Keep vial in the outer carton in order to protect from light
Store in an upright position
Colourless, borosilicate, type I glass vial with chlorobutyl based, teflon layered, type I rubber stopper and aluminium cap with plastic flip-off top, containing 5ml, 10ml, 25ml, 50ml or 100ml of sterile solution of Doxorubicin 2 mg/ml
5 ml, 10 ml, 25 ml, 50 ml and 100 ml
Not all pack sizes may be marketed.
The injection solution contains no preservative and any unused portion of the vial should be discarded immediately.
Doxorubicin 2 mg/ml is compatible with sodium chloride 0.9% and dextrose 5%.
Guidelines for the safe handling and disposal of antineoplastic agents:
1. Adequate protective disposable gloves, goggles, gown and mask should be worn.
2. Precautions should be taken to avoid the medicinal product accidentally coming into contact with the eyes. In the event of contact with the eyes, irrigate with large amounts of water and/or 0.9% sodium chloride solution. Then seek medical evaluation by a physician.
3. In case of skin contact, thoroughly wash the affected area with soap and water or sodium bicarbonate solution. However, do not abrade the skin by using a scrub brush. Always wash hands after removing gloves.

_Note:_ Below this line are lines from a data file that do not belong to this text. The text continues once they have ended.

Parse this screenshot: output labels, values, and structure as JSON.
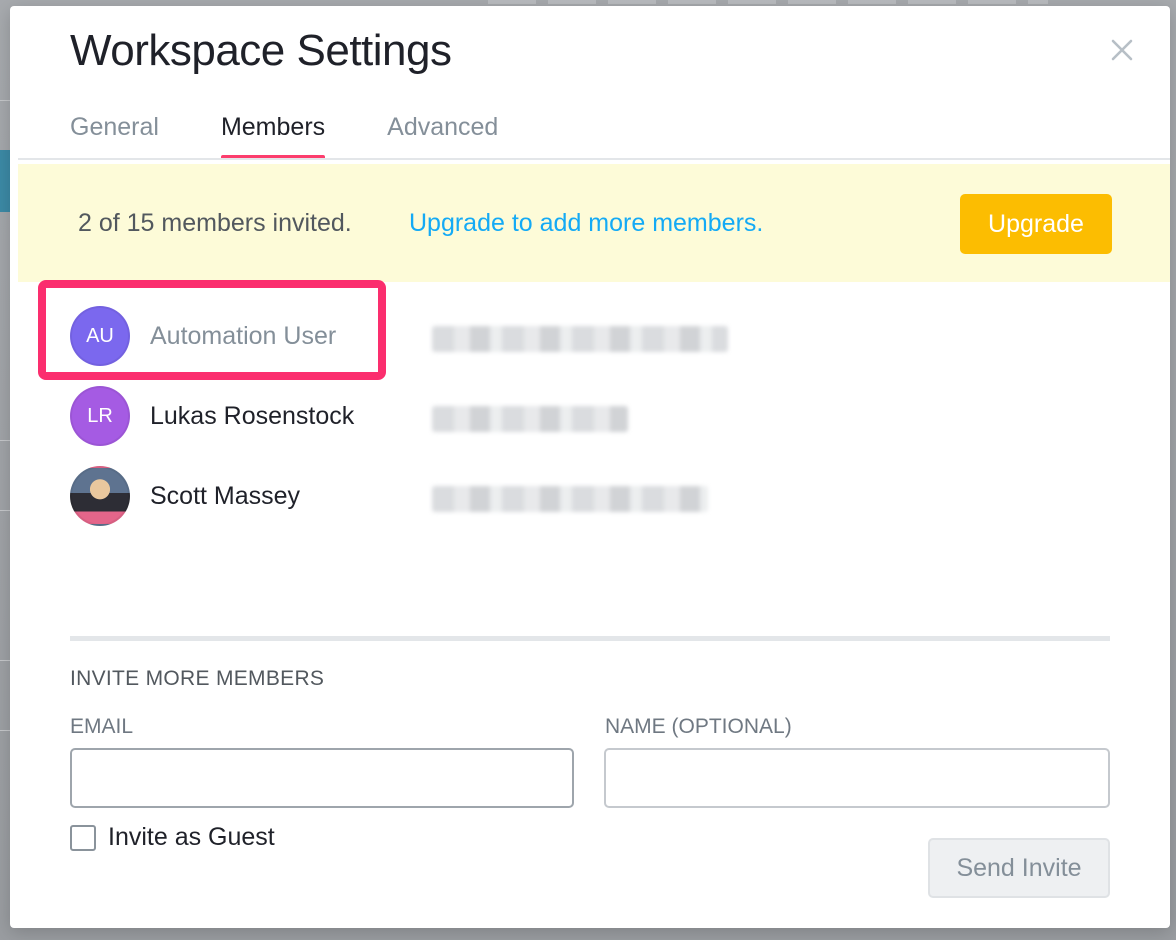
{
  "modal": {
    "title": "Workspace Settings",
    "tabs": [
      {
        "label": "General",
        "active": false
      },
      {
        "label": "Members",
        "active": true
      },
      {
        "label": "Advanced",
        "active": false
      }
    ],
    "close_icon": "close-icon"
  },
  "banner": {
    "status_text": "2 of 15 members invited.",
    "link_text": "Upgrade to add more members.",
    "upgrade_label": "Upgrade"
  },
  "members": [
    {
      "initials": "AU",
      "name": "Automation User",
      "avatar_color": "#7b68ee",
      "highlighted": true
    },
    {
      "initials": "LR",
      "name": "Lukas Rosenstock",
      "avatar_color": "#a55be3",
      "highlighted": false
    },
    {
      "initials": "",
      "name": "Scott Massey",
      "avatar_color": "photo",
      "highlighted": false
    }
  ],
  "invite": {
    "heading": "INVITE MORE MEMBERS",
    "email_label": "EMAIL",
    "email_value": "",
    "name_label": "NAME (OPTIONAL)",
    "name_value": "",
    "guest_label": "Invite as Guest",
    "guest_checked": false,
    "send_label": "Send Invite"
  },
  "colors": {
    "accent_tab": "#fc3d6d",
    "link": "#14aaf5",
    "upgrade": "#fcbd01",
    "highlight": "#fb2e6e",
    "banner_bg": "#fdfbd8"
  }
}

4. Spillage or leakage should be treated with diluted sodium hypochlorite (1% available chlorine) solution, preferably by soaking, and then water or most simply with phosphate buffer (pH>8) until the solution is destained. All cleaning materials should be disposed of as detailed below.
5. Pregnant staff should not handle the cytotoxic preparation.
6. Adequate care and precautions should be taken in the disposal of items (syringes, needles etc) used to reconstitute and/or dilute cytotoxic medicinal products. Any unused product or waste material should be disposed of in accordance with local requirements.
Seacross Pharmaceuticals Limited
Bedford Business Centre,
61 - 63 St. Peter's Street,
Bedford MK40 2PR,